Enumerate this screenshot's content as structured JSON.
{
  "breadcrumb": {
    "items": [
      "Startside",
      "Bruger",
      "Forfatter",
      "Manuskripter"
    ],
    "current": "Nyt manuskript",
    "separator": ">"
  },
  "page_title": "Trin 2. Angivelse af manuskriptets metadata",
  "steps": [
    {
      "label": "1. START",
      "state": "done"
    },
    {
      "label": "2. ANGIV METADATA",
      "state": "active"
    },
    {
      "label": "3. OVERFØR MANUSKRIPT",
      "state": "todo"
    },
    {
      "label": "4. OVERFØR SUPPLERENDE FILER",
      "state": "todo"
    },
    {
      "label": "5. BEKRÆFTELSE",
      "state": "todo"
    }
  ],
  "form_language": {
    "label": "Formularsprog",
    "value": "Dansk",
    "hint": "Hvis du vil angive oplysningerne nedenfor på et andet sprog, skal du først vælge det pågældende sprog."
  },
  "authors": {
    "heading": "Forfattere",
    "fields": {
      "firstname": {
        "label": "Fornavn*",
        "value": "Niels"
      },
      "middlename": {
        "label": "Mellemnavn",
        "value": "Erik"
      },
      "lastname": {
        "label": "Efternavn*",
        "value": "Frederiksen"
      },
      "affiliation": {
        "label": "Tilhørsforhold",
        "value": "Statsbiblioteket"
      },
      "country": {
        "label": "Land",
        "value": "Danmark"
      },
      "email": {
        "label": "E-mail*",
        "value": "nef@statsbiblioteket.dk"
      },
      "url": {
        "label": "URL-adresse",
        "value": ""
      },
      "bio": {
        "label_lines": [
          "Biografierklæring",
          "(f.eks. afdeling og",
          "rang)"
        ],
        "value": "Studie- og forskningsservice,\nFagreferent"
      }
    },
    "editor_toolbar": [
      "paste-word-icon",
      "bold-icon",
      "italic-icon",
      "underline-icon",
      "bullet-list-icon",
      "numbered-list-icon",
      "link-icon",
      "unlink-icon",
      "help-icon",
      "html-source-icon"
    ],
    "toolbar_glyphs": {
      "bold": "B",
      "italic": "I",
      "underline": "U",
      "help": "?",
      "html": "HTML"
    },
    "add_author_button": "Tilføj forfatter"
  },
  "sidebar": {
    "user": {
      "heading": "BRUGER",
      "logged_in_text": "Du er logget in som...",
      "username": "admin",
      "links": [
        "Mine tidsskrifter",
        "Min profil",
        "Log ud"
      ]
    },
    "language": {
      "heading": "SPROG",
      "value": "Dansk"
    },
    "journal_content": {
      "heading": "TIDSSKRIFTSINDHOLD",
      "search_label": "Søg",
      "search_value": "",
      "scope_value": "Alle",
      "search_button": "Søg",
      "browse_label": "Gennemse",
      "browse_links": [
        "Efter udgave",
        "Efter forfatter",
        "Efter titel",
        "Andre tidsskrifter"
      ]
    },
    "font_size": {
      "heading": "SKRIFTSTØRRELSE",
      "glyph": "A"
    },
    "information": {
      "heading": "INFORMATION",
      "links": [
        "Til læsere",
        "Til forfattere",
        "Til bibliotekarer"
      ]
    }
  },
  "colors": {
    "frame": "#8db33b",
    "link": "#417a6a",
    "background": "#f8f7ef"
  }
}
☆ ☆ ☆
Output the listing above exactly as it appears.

Enumerate this screenshot's content as structured JSON.
{
  "breadcrumb": {
    "items": [
      "Startside",
      "Bruger",
      "Forfatter",
      "Manuskripter"
    ],
    "current": "Nyt manuskript",
    "separator": ">"
  },
  "page_title": "Trin 2. Angivelse af manuskriptets metadata",
  "steps": [
    {
      "label": "1. START",
      "state": "done"
    },
    {
      "label": "2. ANGIV METADATA",
      "state": "active"
    },
    {
      "label": "3. OVERFØR MANUSKRIPT",
      "state": "todo"
    },
    {
      "label": "4. OVERFØR SUPPLERENDE FILER",
      "state": "todo"
    },
    {
      "label": "5. BEKRÆFTELSE",
      "state": "todo"
    }
  ],
  "form_language": {
    "label": "Formularsprog",
    "value": "Dansk",
    "hint": "Hvis du vil angive oplysningerne nedenfor på et andet sprog, skal du først vælge det pågældende sprog."
  },
  "authors": {
    "heading": "Forfattere",
    "fields": {
      "firstname": {
        "label": "Fornavn*",
        "value": "Niels"
      },
      "middlename": {
        "label": "Mellemnavn",
        "value": "Erik"
      },
      "lastname": {
        "label": "Efternavn*",
        "value": "Frederiksen"
      },
      "affiliation": {
        "label": "Tilhørsforhold",
        "value": "Statsbiblioteket"
      },
      "country": {
        "label": "Land",
        "value": "Danmark"
      },
      "email": {
        "label": "E-mail*",
        "value": "nef@statsbiblioteket.dk"
      },
      "url": {
        "label": "URL-adresse",
        "value": ""
      },
      "bio": {
        "label_lines": [
          "Biografierklæring",
          "(f.eks. afdeling og",
          "rang)"
        ],
        "value": "Studie- og forskningsservice,\nFagreferent"
      }
    },
    "editor_toolbar": [
      "paste-word-icon",
      "bold-icon",
      "italic-icon",
      "underline-icon",
      "bullet-list-icon",
      "numbered-list-icon",
      "link-icon",
      "unlink-icon",
      "help-icon",
      "html-source-icon"
    ],
    "toolbar_glyphs": {
      "bold": "B",
      "italic": "I",
      "underline": "U",
      "help": "?",
      "html": "HTML"
    },
    "add_author_button": "Tilføj forfatter"
  },
  "sidebar": {
    "user": {
      "heading": "BRUGER",
      "logged_in_text": "Du er logget in som...",
      "username": "admin",
      "links": [
        "Mine tidsskrifter",
        "Min profil",
        "Log ud"
      ]
    },
    "language": {
      "heading": "SPROG",
      "value": "Dansk"
    },
    "journal_content": {
      "heading": "TIDSSKRIFTSINDHOLD",
      "search_label": "Søg",
      "search_value": "",
      "scope_value": "Alle",
      "search_button": "Søg",
      "browse_label": "Gennemse",
      "browse_links": [
        "Efter udgave",
        "Efter forfatter",
        "Efter titel",
        "Andre tidsskrifter"
      ]
    },
    "font_size": {
      "heading": "SKRIFTSTØRRELSE",
      "glyph": "A"
    },
    "information": {
      "heading": "INFORMATION",
      "links": [
        "Til læsere",
        "Til forfattere",
        "Til bibliotekarer"
      ]
    }
  },
  "colors": {
    "frame": "#8db33b",
    "link": "#417a6a",
    "background": "#f8f7ef"
  }
}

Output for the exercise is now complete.